But about explosives training specifically, he now hedges. “I wasn’t really qualified to provide it. There were army field manuals floating around and I was undoubtedly asked–and answered as best I could,” he wrote me in an email, “but that doesn’t really constitute training.” He adds that the FBI, after investigating him, concluded as much. Though that may be true, I ask him, wouldn’t answering questions about explosives be the same as “teaching”–he needn’t have organized a formal weekend workshop? On this, he failed to respond.
Churchill, it seems, likes to play at being dangerous, then gets miffed when people take him at his word. Whether he regards the overthrow of a totalitarian maniac like Saddam Hussein as the above-mentioned “usurpation of rights” warranting a call to arms isn’t entirely clear, though I doubt it. But what is, as I look down on the rhapsodic crowd, is that the row of guys in chicken heads are all clucking in unison while Churchill affects his revolutionary pose. It’s enough to recall the words of Austrian satirist Karl Kraus, who said, “The secret of the demagogue is to make himself as stupid as his audience, so they believe they are as clever as he.”

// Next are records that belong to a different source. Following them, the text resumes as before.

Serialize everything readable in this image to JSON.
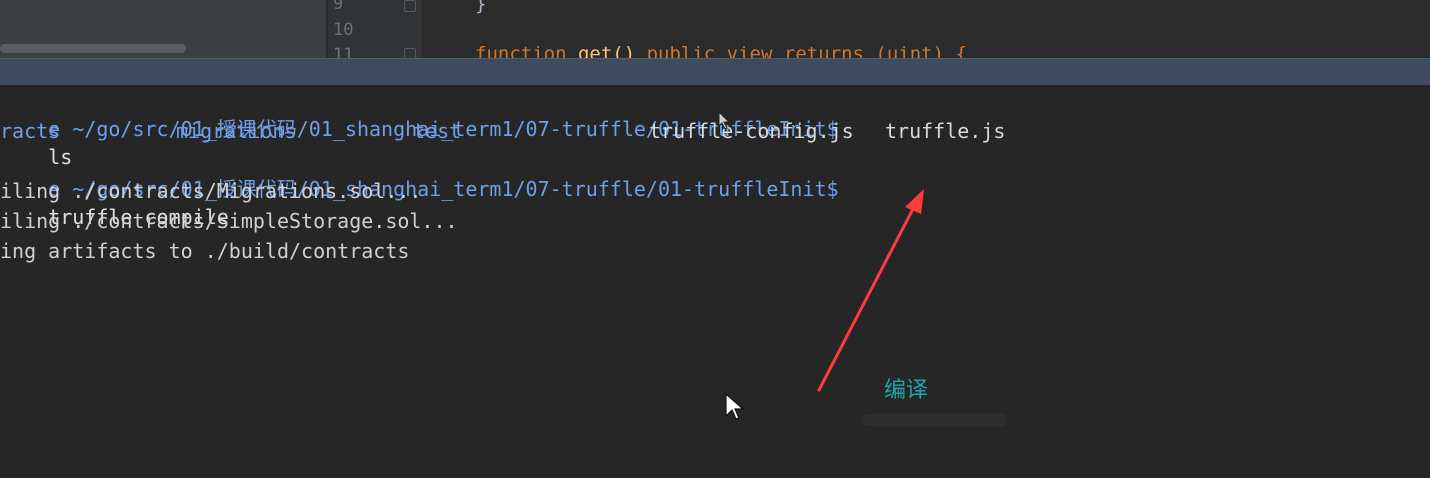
{
  "editor": {
    "line_numbers": [
      "9",
      "10",
      "11"
    ],
    "closing_brace": "}",
    "code_keyword1": "function",
    "code_fn": "get()",
    "code_rest": " public view returns (uint) {"
  },
  "terminal": {
    "prompt1": "e ~/go/src/01_授课代码/01_shanghai_term1/07-truffle/01-truffleInit$",
    "cmd1": "ls",
    "ls_items": [
      "racts",
      "migrations",
      "test",
      "truffle-config.js",
      "truffle.js"
    ],
    "prompt2": "e ~/go/src/01_授课代码/01_shanghai_term1/07-truffle/01-truffleInit$",
    "cmd2": "truffle compile",
    "out1": "iling ./contracts/Migrations.sol...",
    "out2": "iling ./contracts/SimpleStorage.sol...",
    "out3": "ing artifacts to ./build/contracts"
  },
  "annotation": {
    "label": "编译",
    "arrow_color": "#ff3b3b",
    "label_color": "#1fa6a8"
  }
}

Labash does an amazing job of interviewing Churchill (make sure you make it to the end of the article; its punchline is a classic). Of course, much like the Al Sharpton of the late 1980s, Chutch understands that he needs the press more than they need him if he wants to achieve sufficient notoriety.
Incidentally, Labash was far from the only person covering the Chutch-To-Power tour. Don’t miss the woman he spots interviewing Churchill with a cow puppet on her hand–as Labash writes, “Her little friend is ‘Barbara Bovine, a reporter for NO-BS news'”.
Of course she is.